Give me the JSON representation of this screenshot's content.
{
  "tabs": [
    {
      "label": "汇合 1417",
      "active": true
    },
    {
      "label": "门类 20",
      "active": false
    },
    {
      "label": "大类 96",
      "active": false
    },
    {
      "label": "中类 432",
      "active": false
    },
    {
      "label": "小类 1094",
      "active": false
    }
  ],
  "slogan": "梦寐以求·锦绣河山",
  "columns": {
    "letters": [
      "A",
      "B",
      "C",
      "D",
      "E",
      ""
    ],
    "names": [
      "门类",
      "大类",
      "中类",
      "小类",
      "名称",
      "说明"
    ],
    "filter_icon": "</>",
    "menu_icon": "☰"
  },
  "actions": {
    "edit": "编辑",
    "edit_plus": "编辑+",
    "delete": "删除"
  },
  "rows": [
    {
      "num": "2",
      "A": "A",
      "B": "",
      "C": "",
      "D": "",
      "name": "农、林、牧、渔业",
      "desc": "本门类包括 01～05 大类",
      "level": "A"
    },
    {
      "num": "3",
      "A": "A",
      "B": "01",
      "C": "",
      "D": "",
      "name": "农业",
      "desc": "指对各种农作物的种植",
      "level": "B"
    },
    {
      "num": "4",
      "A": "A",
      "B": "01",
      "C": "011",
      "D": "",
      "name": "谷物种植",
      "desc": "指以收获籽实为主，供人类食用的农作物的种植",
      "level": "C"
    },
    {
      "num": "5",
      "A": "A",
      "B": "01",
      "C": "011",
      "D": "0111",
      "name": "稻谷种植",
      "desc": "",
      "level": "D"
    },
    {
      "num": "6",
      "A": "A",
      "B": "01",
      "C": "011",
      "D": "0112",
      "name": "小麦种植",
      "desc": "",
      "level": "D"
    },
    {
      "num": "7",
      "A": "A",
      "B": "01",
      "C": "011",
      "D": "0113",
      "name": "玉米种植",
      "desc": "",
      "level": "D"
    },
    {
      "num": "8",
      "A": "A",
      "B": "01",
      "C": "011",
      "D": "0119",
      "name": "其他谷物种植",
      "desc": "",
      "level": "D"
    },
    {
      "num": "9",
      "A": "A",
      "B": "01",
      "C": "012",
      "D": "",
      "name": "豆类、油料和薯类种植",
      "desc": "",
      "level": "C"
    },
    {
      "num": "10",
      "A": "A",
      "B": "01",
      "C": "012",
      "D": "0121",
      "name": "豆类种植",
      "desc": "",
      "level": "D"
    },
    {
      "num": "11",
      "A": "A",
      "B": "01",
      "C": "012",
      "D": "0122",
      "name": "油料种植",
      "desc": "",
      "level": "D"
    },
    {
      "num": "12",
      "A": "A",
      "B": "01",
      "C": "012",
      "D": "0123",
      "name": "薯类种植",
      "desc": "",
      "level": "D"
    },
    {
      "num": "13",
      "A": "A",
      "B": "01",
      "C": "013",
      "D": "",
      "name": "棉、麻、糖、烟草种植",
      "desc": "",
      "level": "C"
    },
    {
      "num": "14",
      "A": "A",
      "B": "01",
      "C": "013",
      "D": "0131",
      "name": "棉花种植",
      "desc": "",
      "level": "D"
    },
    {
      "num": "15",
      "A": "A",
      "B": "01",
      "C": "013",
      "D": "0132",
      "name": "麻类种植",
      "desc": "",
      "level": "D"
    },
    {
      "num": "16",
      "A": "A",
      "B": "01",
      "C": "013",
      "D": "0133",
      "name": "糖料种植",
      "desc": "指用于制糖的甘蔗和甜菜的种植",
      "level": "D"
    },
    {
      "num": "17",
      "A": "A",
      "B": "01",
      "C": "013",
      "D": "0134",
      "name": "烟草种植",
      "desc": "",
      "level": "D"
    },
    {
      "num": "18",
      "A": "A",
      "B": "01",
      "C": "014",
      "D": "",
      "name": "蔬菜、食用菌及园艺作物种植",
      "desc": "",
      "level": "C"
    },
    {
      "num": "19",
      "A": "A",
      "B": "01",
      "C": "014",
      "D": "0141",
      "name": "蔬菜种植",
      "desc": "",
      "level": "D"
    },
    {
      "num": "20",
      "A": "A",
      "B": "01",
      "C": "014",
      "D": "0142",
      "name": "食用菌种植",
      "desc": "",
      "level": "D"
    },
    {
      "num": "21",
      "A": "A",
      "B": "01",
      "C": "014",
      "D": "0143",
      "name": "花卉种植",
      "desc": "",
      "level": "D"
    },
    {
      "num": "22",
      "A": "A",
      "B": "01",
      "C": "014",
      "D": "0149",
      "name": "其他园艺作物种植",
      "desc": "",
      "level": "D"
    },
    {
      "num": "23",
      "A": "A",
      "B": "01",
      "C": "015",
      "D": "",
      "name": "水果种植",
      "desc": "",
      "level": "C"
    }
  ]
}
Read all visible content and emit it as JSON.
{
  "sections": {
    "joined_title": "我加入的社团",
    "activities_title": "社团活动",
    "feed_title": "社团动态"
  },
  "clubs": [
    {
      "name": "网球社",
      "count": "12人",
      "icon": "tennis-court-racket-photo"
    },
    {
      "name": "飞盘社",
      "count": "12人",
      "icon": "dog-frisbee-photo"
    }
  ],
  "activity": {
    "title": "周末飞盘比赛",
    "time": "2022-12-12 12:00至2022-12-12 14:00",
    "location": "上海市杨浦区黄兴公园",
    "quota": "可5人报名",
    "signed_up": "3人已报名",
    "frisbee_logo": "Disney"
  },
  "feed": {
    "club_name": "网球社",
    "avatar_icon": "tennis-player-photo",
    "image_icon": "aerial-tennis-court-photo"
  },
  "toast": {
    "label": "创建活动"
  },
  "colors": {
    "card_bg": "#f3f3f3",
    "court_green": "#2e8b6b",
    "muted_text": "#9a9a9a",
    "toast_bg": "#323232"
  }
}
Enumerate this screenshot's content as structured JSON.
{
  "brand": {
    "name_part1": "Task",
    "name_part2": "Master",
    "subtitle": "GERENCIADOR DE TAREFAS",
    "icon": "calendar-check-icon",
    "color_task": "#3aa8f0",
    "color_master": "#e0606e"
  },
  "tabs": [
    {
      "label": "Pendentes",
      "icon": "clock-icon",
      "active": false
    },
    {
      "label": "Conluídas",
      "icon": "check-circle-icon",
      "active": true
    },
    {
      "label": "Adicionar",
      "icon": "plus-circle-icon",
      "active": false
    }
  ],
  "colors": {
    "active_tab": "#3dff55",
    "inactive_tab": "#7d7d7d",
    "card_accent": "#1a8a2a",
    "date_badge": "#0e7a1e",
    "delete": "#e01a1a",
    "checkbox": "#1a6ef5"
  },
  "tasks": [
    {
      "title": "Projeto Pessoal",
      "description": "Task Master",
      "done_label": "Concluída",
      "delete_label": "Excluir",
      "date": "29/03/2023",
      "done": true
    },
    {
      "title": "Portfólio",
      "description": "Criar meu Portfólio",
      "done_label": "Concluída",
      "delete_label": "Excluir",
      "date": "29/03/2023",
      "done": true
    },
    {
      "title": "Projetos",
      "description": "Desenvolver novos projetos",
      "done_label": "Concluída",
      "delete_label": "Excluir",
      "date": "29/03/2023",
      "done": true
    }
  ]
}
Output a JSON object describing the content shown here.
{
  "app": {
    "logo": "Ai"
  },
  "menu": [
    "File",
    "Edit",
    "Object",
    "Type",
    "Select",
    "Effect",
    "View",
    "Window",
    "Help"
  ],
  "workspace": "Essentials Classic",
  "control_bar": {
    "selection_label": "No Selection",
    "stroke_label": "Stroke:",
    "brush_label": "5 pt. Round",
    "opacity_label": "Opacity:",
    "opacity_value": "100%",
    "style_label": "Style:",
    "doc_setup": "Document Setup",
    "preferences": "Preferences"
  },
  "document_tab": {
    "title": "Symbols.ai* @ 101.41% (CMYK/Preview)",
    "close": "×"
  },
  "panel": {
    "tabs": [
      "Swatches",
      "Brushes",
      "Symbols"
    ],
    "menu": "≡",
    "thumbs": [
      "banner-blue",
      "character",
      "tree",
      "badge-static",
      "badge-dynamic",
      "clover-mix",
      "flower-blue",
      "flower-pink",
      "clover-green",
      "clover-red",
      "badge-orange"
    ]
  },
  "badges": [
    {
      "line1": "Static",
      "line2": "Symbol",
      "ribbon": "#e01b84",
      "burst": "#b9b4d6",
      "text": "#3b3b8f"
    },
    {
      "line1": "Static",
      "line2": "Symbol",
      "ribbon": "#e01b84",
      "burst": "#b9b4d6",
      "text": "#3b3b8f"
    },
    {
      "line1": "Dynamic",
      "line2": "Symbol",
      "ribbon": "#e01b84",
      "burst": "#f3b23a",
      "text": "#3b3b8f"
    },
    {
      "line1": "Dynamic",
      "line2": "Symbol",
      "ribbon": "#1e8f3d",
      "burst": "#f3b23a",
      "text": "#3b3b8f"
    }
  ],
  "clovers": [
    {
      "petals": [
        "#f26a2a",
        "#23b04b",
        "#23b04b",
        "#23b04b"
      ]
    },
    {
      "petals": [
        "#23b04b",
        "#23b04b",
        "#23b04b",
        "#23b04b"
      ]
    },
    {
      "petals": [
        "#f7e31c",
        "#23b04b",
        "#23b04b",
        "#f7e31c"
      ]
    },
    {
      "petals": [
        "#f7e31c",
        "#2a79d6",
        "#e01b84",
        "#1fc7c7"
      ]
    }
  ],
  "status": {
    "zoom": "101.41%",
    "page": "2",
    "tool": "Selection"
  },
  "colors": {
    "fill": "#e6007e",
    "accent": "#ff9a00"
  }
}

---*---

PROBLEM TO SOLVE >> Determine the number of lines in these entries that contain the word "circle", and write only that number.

RESPONSE BELOW >> 2